Behavioural Economics

There is growing interest in the application of behavioural studies to a wide range of policy areas. These provide a more nuanced and evidence-based understanding of people's behaviour, allowing policy makers to:

  • Design better policies, especially in those cases where the individual's response affects the effectiveness of a given policy (e.g. attempts to protect the consumer).
  • Gently influence behaviour, or nudge, in cases where behaviour change is the main policy objective (such as getting people to quit smoking or eat healthier food).

Behavioural Studies for European Policies (BESTEP)

In 2010, the European Commission set up the Framework Contract for the Provision of Behavioural Studies (FCPBS). Its purpose is to facilitate the running of behavioural studies in support of EU policy-making. The IPTS IS Unit contributes to this initiative by providing technical advice to Commission services in the conception, design and execution of behavioural studies. This activity is a formal collaboration between the JRC and DG SANCO, entitled Behavioural Studies for European Policies (BESTEP).

The IPTS IS Unit has already been involved in over 10 studies conducted within the FCPBS, and has published a policy brief to introduce the notion of behavioural studies for EU policy-making. It will continue offering support to Commission services for the foreseeable future. In addition, there will be a workshop in 2014 to take stock of the achievements of the FCPBS, to be followed by a report identifying barriers, bottlenecks and best practices for good behavioural studies. The date of the workshop will be announced here.

Consumer Information in the Digital Online Market (CIDOM)

TThe IPTS IS Unit is supporting DG JUST's efforts to create a consumer information model for the online digital market. This model will complement the guidance on the Consumer Rights Directive (which will enter into force in Member States on 13 June 2014) for national enforcement authorities. The new Directive will bring about a change in the legislative basis for consumer information regarding digital products.

The model will build on behavioural insights. It will be a mechanism for allowing important information to reach consumers in such a way that they understand it and feel safe about their online transactions.

The IPTS IS Unit is conducting a literature review, a review of business practices, a series of interviews with industry representatives, and a laboratory experiment in order to identify policy options. The industry representatives will include some of the market leaders in the field of digital products such as media products, games, and mobile applications. The laboratory experiment will include a representative sample of more than 600 consumers to test the insights analysed in previous phases of the study.
The project runs for a year – preliminary results are expected in March 2014.

Behavioural Responses to Privacy Visceral Notices (BREVE)
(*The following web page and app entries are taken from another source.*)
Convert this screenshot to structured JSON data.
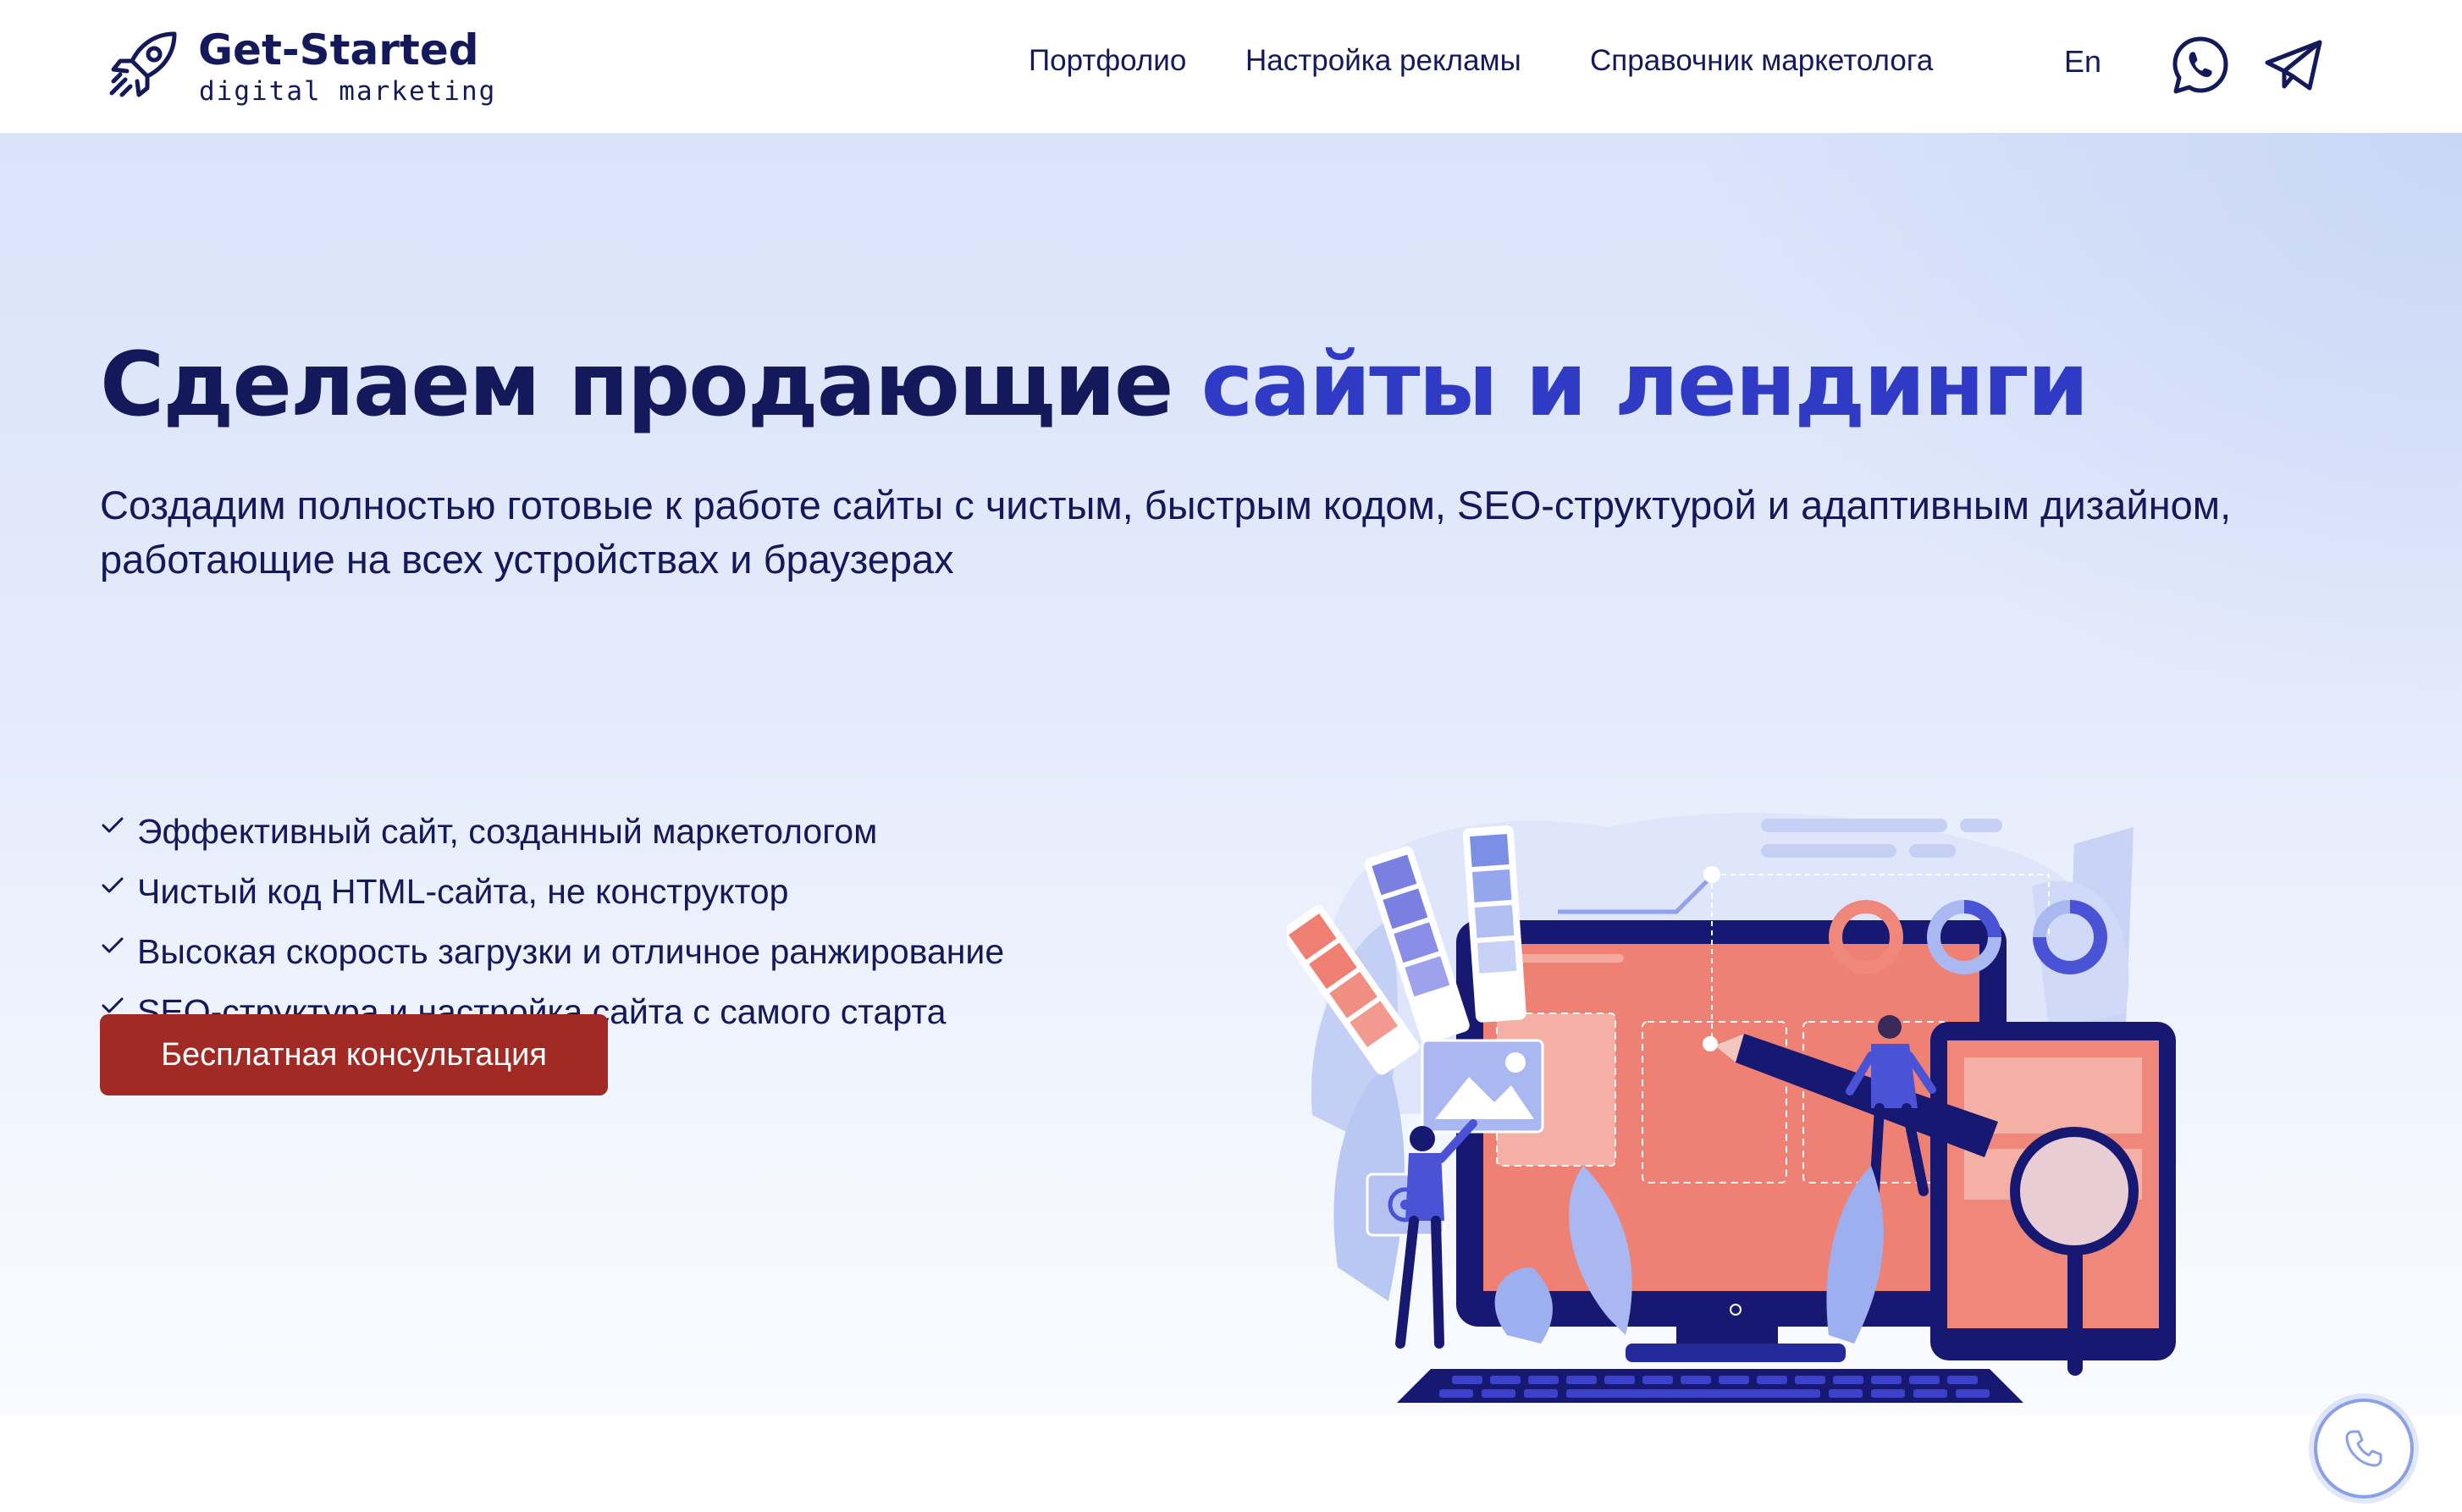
{
  "brand": {
    "name": "Get-Started",
    "tagline": "digital marketing",
    "icon": "rocket-icon"
  },
  "nav": {
    "items": [
      {
        "label": "Портфолио"
      },
      {
        "label": "Настройка рекламы"
      },
      {
        "label": "Справочник маркетолога"
      }
    ],
    "lang": "En",
    "social": [
      "whatsapp-icon",
      "telegram-icon"
    ]
  },
  "hero": {
    "title_main": "Сделаем продающие ",
    "title_accent": "сайты и лендинги",
    "subtitle": "Создадим полностью готовые к работе сайты с чистым, быстрым кодом, SEO-структурой и адаптивным дизайном, работающие на всех устройствах и браузерах",
    "features": [
      "Эффективный сайт, созданный маркетологом",
      "Чистый код HTML-сайта, не конструктор",
      "Высокая скорость загрузки и отличное ранжирование",
      "SEO-структура и настройка сайта с самого старта"
    ],
    "cta_label": "Бесплатная консультация"
  },
  "floating": {
    "call_icon": "phone-icon"
  },
  "colors": {
    "primary": "#13195a",
    "accent": "#2f3bc4",
    "cta": "#a22a25",
    "illustration_coral": "#ee8074"
  }
}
Behaviourally-informed approaches to regulatory problems have already been shown to be effective in a wide range of areas. The BREVE (Behavioural Responses to Privacy Visceral Notices) project explores the degree to which nudges can change behaviour in the area of digital privacy.

Existing legal safeguards (e.g. informed consent and privacy notices) intended to foster privacy-protective behaviour appear to be ineffective. As several studies have shown, although people say they are concerned about their privacy, they do not behave accordingly (privacy paradox). They seem to disclose more personal data and not even read privacy notices.

Behavioural research has shown that people are influenced by how information is presented (or framed). Identifying the appropriate design to display online privacy information, therefore, could help users make better decisions. The traditional option of 'notice and choice' need not be entirely discarded; perhaps it can be simply complemented with some nudging.

The BREVE project will study the impact of different kinds of innovative online privacy notices (including e.g. anthropomorphic characters and informal interfaces). It will benefit from collaboration with experts on applying behavioural economics to privacy issues, such as Alessandro Acquisti from Carnegie Mellon University. The findings will contribute to the debate on whether soft or hard legislation is required to protect citizens' privacy. Preliminary results are expected by the end of 2014.


Recent Events

Good behavioural research for EU policy making workshop. Seville, 16 May 2014

Workshop report

Photo Gallery


Conference panel on applying behavioural insights to online privacy

The 23 January 2014, the IS Unit organised a panel session, entitled "Nudging Internet Citizens: Lessons from behavioural studies on online privacy" at the VII International Conference Computers, Privacy and Data Protection

This conference, which took place this year in Brussels on 22-24 January, is an annual gathering of policy-makers, academics and industry representatives interested in privacy and data protection. This year more than 800 people took part and 60 panel sessions were organised. The event offered the opportunity for the IS Unit to present its most recent behavioural study, Behavioural Responses to Privacy Visceral Notices (BREVE).


Rene van Bavel
Nuria Rodriguez